Print all the entries verbatim.

*** Opening GIVEN ENTRIES ***

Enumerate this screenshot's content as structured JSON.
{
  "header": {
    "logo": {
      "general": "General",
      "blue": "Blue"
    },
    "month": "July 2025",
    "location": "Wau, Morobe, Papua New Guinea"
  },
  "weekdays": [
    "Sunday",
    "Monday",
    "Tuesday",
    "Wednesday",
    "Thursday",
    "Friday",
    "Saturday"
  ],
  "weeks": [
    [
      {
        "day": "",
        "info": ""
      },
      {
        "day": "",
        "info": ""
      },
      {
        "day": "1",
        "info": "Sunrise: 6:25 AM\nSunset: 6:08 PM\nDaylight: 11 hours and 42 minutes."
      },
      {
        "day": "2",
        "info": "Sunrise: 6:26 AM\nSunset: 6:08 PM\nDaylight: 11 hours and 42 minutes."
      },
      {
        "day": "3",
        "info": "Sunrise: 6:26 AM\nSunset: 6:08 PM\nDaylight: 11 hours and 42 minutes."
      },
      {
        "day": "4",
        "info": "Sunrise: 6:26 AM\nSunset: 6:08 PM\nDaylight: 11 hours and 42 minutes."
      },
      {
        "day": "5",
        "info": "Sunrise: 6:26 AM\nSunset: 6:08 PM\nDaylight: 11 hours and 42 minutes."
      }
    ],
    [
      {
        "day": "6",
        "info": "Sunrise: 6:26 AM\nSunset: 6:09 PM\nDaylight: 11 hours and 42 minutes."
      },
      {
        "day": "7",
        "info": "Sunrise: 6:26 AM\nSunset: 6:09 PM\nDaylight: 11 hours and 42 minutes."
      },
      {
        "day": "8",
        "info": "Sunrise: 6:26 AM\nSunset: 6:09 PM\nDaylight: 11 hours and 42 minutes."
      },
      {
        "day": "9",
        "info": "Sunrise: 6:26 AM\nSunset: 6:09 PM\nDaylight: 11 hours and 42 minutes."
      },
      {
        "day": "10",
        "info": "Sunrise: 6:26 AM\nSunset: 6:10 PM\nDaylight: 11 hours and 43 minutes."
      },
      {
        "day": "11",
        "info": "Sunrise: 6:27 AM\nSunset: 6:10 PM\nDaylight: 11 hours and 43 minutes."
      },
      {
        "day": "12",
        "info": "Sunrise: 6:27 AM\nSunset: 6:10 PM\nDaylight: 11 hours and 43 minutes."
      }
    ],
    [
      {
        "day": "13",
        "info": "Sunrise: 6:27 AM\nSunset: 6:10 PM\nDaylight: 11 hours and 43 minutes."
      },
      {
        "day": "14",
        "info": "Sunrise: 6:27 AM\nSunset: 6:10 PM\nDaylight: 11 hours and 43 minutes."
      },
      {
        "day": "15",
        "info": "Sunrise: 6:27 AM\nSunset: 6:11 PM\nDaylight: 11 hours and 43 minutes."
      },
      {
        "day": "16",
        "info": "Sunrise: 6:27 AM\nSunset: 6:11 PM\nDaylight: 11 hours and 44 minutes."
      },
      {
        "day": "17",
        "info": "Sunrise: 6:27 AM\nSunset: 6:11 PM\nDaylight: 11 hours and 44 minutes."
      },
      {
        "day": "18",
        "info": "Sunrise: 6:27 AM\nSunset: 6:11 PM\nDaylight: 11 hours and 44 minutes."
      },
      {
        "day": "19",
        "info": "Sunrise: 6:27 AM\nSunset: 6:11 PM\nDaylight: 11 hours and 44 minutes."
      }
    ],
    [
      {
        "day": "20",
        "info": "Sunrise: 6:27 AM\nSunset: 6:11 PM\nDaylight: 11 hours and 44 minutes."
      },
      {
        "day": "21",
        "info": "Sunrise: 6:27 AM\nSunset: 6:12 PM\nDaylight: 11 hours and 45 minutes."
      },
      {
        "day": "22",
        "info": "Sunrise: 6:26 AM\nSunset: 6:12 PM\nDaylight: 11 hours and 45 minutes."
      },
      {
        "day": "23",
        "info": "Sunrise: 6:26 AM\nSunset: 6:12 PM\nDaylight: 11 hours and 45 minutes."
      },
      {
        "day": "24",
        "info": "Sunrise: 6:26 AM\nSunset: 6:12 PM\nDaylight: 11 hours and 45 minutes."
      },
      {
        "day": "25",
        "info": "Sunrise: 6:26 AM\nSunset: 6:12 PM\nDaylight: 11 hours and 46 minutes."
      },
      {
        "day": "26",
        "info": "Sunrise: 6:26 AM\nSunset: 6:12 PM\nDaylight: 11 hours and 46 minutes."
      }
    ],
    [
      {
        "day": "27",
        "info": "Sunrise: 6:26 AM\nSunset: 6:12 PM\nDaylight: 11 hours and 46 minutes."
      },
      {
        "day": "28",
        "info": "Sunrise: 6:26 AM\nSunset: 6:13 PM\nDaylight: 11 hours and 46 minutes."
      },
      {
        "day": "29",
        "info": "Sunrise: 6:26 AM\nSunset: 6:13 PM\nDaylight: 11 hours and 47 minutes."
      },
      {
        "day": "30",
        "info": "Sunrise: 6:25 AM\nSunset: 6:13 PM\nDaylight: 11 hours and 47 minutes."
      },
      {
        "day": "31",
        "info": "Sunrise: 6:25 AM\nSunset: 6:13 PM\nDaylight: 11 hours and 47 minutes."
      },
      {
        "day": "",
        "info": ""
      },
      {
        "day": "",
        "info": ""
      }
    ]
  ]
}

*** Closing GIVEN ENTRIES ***

COMPLETED EXERCISE »
Enumerate this screenshot's content as structured JSON.
{
  "header": {
    "logo": {
      "general": "General",
      "blue": "Blue"
    },
    "month": "July 2025",
    "location": "Wau, Morobe, Papua New Guinea"
  },
  "weekdays": [
    "Sunday",
    "Monday",
    "Tuesday",
    "Wednesday",
    "Thursday",
    "Friday",
    "Saturday"
  ],
  "weeks": [
    [
      {
        "day": "",
        "info": ""
      },
      {
        "day": "",
        "info": ""
      },
      {
        "day": "1",
        "info": "Sunrise: 6:25 AM\nSunset: 6:08 PM\nDaylight: 11 hours and 42 minutes."
      },
      {
        "day": "2",
        "info": "Sunrise: 6:26 AM\nSunset: 6:08 PM\nDaylight: 11 hours and 42 minutes."
      },
      {
        "day": "3",
        "info": "Sunrise: 6:26 AM\nSunset: 6:08 PM\nDaylight: 11 hours and 42 minutes."
      },
      {
        "day": "4",
        "info": "Sunrise: 6:26 AM\nSunset: 6:08 PM\nDaylight: 11 hours and 42 minutes."
      },
      {
        "day": "5",
        "info": "Sunrise: 6:26 AM\nSunset: 6:08 PM\nDaylight: 11 hours and 42 minutes."
      }
    ],
    [
      {
        "day": "6",
        "info": "Sunrise: 6:26 AM\nSunset: 6:09 PM\nDaylight: 11 hours and 42 minutes."
      },
      {
        "day": "7",
        "info": "Sunrise: 6:26 AM\nSunset: 6:09 PM\nDaylight: 11 hours and 42 minutes."
      },
      {
        "day": "8",
        "info": "Sunrise: 6:26 AM\nSunset: 6:09 PM\nDaylight: 11 hours and 42 minutes."
      },
      {
        "day": "9",
        "info": "Sunrise: 6:26 AM\nSunset: 6:09 PM\nDaylight: 11 hours and 42 minutes."
      },
      {
        "day": "10",
        "info": "Sunrise: 6:26 AM\nSunset: 6:10 PM\nDaylight: 11 hours and 43 minutes."
      },
      {
        "day": "11",
        "info": "Sunrise: 6:27 AM\nSunset: 6:10 PM\nDaylight: 11 hours and 43 minutes."
      },
      {
        "day": "12",
        "info": "Sunrise: 6:27 AM\nSunset: 6:10 PM\nDaylight: 11 hours and 43 minutes."
      }
    ],
    [
      {
        "day": "13",
        "info": "Sunrise: 6:27 AM\nSunset: 6:10 PM\nDaylight: 11 hours and 43 minutes."
      },
      {
        "day": "14",
        "info": "Sunrise: 6:27 AM\nSunset: 6:10 PM\nDaylight: 11 hours and 43 minutes."
      },
      {
        "day": "15",
        "info": "Sunrise: 6:27 AM\nSunset: 6:11 PM\nDaylight: 11 hours and 43 minutes."
      },
      {
        "day": "16",
        "info": "Sunrise: 6:27 AM\nSunset: 6:11 PM\nDaylight: 11 hours and 44 minutes."
      },
      {
        "day": "17",
        "info": "Sunrise: 6:27 AM\nSunset: 6:11 PM\nDaylight: 11 hours and 44 minutes."
      },
      {
        "day": "18",
        "info": "Sunrise: 6:27 AM\nSunset: 6:11 PM\nDaylight: 11 hours and 44 minutes."
      },
      {
        "day": "19",
        "info": "Sunrise: 6:27 AM\nSunset: 6:11 PM\nDaylight: 11 hours and 44 minutes."
      }
    ],
    [
      {
        "day": "20",
        "info": "Sunrise: 6:27 AM\nSunset: 6:11 PM\nDaylight: 11 hours and 44 minutes."
      },
      {
        "day": "21",
        "info": "Sunrise: 6:27 AM\nSunset: 6:12 PM\nDaylight: 11 hours and 45 minutes."
      },
      {
        "day": "22",
        "info": "Sunrise: 6:26 AM\nSunset: 6:12 PM\nDaylight: 11 hours and 45 minutes."
      },
      {
        "day": "23",
        "info": "Sunrise: 6:26 AM\nSunset: 6:12 PM\nDaylight: 11 hours and 45 minutes."
      },
      {
        "day": "24",
        "info": "Sunrise: 6:26 AM\nSunset: 6:12 PM\nDaylight: 11 hours and 45 minutes."
      },
      {
        "day": "25",
        "info": "Sunrise: 6:26 AM\nSunset: 6:12 PM\nDaylight: 11 hours and 46 minutes."
      },
      {
        "day": "26",
        "info": "Sunrise: 6:26 AM\nSunset: 6:12 PM\nDaylight: 11 hours and 46 minutes."
      }
    ],
    [
      {
        "day": "27",
        "info": "Sunrise: 6:26 AM\nSunset: 6:12 PM\nDaylight: 11 hours and 46 minutes."
      },
      {
        "day": "28",
        "info": "Sunrise: 6:26 AM\nSunset: 6:13 PM\nDaylight: 11 hours and 46 minutes."
      },
      {
        "day": "29",
        "info": "Sunrise: 6:26 AM\nSunset: 6:13 PM\nDaylight: 11 hours and 47 minutes."
      },
      {
        "day": "30",
        "info": "Sunrise: 6:25 AM\nSunset: 6:13 PM\nDaylight: 11 hours and 47 minutes."
      },
      {
        "day": "31",
        "info": "Sunrise: 6:25 AM\nSunset: 6:13 PM\nDaylight: 11 hours and 47 minutes."
      },
      {
        "day": "",
        "info": ""
      },
      {
        "day": "",
        "info": ""
      }
    ]
  ]
}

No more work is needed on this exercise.